- Source material:

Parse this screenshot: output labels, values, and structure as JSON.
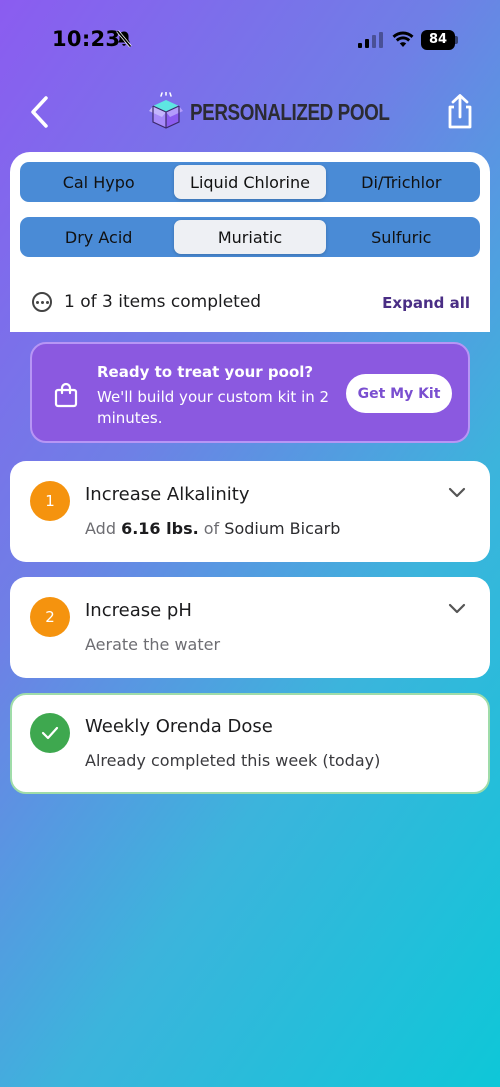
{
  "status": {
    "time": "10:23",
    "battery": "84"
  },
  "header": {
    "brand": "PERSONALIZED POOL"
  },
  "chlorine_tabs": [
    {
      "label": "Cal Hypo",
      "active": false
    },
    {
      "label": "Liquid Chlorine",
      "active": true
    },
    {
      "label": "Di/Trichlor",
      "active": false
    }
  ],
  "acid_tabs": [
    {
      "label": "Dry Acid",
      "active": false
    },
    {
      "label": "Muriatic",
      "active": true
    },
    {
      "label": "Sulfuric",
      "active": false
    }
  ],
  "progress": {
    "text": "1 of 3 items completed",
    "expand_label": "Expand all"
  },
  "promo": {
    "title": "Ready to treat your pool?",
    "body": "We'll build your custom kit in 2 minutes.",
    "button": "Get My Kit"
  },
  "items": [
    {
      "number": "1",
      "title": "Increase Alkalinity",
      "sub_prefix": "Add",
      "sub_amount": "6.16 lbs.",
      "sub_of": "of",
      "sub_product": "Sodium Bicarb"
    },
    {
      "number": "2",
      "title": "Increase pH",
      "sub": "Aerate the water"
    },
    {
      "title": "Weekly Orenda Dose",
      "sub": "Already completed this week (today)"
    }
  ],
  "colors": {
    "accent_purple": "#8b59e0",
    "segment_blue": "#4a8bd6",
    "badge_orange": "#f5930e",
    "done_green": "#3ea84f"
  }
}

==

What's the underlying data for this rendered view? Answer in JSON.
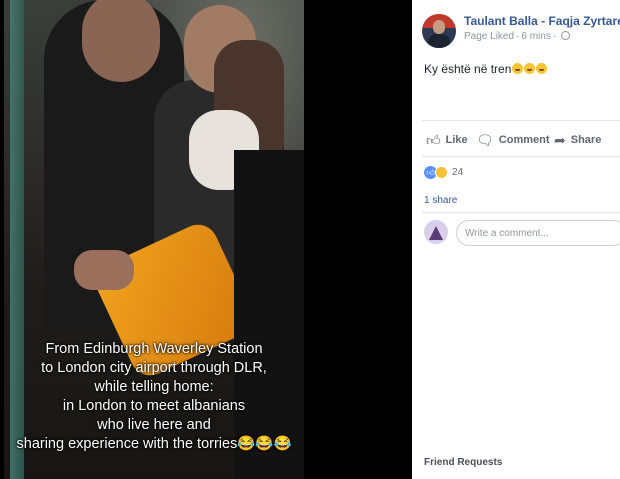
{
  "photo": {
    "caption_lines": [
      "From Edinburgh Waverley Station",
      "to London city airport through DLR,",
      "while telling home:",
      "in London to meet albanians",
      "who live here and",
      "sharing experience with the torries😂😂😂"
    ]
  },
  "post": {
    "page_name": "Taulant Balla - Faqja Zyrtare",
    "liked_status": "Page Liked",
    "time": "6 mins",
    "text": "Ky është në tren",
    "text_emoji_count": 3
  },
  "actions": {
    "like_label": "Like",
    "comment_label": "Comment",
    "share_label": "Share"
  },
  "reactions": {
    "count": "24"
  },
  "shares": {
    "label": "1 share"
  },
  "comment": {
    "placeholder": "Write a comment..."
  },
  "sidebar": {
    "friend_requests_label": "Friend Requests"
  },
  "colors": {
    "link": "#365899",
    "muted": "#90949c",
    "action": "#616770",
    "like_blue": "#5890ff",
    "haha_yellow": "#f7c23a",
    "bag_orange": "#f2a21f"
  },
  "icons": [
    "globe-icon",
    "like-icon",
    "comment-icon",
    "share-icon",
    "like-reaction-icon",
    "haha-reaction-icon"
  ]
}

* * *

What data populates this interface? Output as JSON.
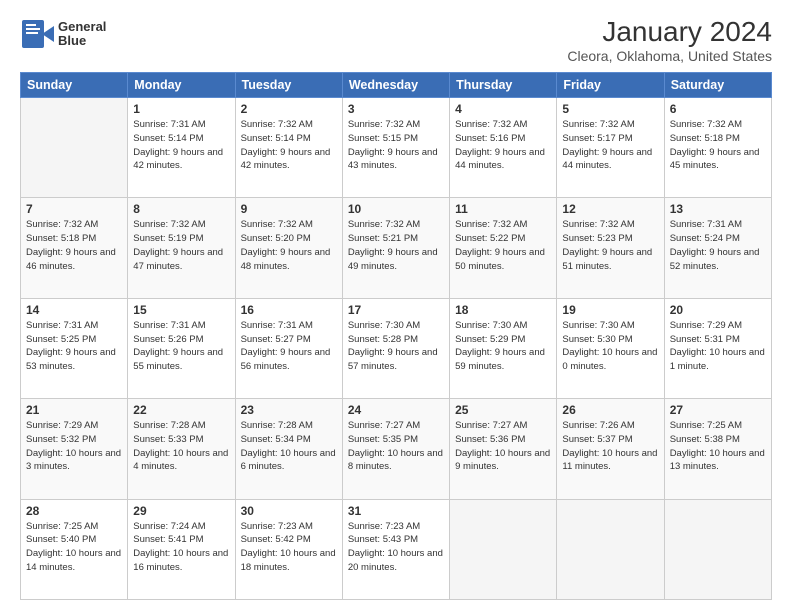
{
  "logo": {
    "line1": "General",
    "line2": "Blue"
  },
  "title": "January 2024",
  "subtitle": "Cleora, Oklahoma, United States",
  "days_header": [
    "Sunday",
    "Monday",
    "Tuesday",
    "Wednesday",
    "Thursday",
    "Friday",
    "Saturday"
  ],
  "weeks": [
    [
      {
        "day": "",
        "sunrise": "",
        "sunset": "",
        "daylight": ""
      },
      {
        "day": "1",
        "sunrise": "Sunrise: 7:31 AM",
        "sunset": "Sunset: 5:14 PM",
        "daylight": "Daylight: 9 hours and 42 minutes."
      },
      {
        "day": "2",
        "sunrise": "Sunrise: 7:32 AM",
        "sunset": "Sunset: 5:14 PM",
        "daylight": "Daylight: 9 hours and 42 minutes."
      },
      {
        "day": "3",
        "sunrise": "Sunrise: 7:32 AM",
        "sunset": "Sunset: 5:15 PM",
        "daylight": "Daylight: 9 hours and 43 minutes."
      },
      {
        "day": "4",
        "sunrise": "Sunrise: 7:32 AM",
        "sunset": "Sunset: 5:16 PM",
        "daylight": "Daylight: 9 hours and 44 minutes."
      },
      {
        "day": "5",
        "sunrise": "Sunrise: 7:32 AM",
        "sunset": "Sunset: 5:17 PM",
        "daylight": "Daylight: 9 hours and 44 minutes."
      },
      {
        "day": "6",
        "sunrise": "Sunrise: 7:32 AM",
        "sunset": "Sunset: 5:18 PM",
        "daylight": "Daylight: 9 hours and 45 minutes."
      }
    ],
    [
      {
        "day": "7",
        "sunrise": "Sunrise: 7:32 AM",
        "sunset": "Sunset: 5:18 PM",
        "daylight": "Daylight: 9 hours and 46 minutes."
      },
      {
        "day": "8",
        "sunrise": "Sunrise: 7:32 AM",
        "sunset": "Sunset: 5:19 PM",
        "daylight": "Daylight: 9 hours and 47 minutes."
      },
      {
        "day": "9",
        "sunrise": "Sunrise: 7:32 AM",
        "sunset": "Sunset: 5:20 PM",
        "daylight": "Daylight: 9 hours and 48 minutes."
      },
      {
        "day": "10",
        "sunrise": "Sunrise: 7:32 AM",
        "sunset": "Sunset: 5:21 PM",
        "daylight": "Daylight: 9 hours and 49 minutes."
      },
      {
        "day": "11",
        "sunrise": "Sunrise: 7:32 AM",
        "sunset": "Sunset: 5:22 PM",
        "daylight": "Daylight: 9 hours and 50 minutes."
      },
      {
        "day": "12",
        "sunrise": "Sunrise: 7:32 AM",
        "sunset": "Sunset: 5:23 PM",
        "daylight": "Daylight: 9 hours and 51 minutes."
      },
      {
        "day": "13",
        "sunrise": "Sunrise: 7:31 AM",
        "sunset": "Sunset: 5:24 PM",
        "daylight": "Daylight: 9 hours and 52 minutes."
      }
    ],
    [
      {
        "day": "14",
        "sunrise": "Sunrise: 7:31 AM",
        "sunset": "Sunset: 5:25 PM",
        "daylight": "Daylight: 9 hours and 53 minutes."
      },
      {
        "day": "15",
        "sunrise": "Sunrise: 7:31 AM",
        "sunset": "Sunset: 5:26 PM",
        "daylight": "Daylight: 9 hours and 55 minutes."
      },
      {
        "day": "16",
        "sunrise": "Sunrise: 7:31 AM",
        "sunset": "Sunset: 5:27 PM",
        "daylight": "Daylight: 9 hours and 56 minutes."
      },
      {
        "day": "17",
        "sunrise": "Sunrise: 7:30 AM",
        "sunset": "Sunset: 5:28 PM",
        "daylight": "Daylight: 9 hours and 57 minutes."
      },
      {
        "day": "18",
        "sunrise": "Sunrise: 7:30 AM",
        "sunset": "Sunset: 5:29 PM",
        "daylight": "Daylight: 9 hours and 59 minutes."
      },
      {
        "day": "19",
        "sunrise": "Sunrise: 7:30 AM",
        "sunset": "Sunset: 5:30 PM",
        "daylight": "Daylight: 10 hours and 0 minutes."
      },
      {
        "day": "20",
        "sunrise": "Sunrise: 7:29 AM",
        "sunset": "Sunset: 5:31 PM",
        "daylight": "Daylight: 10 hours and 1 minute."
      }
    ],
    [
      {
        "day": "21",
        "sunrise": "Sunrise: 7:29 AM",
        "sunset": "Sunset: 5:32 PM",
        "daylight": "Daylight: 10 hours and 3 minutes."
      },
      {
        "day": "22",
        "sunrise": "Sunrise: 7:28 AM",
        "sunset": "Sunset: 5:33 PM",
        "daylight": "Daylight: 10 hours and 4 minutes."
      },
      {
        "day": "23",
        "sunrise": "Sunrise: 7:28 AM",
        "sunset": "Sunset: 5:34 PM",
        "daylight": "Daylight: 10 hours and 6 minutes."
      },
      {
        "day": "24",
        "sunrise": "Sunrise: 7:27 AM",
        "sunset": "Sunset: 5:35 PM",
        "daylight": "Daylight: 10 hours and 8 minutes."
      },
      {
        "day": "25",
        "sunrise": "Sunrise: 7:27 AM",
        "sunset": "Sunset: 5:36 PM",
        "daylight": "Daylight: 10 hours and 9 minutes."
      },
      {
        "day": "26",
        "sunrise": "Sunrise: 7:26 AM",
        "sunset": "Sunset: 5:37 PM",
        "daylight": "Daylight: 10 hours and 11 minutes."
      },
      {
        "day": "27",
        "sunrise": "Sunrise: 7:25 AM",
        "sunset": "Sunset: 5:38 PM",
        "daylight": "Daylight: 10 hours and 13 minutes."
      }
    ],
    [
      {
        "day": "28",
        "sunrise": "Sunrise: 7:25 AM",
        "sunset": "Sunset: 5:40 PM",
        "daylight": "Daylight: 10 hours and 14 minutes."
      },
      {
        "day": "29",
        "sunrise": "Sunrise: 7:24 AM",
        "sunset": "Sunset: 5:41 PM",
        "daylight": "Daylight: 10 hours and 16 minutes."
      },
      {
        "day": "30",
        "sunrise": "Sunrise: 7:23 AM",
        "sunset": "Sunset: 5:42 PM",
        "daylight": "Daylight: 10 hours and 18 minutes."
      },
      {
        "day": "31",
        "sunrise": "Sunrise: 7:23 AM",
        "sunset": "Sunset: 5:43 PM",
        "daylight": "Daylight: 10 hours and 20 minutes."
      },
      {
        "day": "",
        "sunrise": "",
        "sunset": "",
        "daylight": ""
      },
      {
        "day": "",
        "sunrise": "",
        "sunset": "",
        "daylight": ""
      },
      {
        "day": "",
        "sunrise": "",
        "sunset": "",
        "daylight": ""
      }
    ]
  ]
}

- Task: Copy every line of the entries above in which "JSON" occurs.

- Reply to the task:
Parse this screenshot: output labels, values, and structure as JSON.
What's the underlying data for this rendered view? Answer in JSON.
What data populates this interface? Output as JSON.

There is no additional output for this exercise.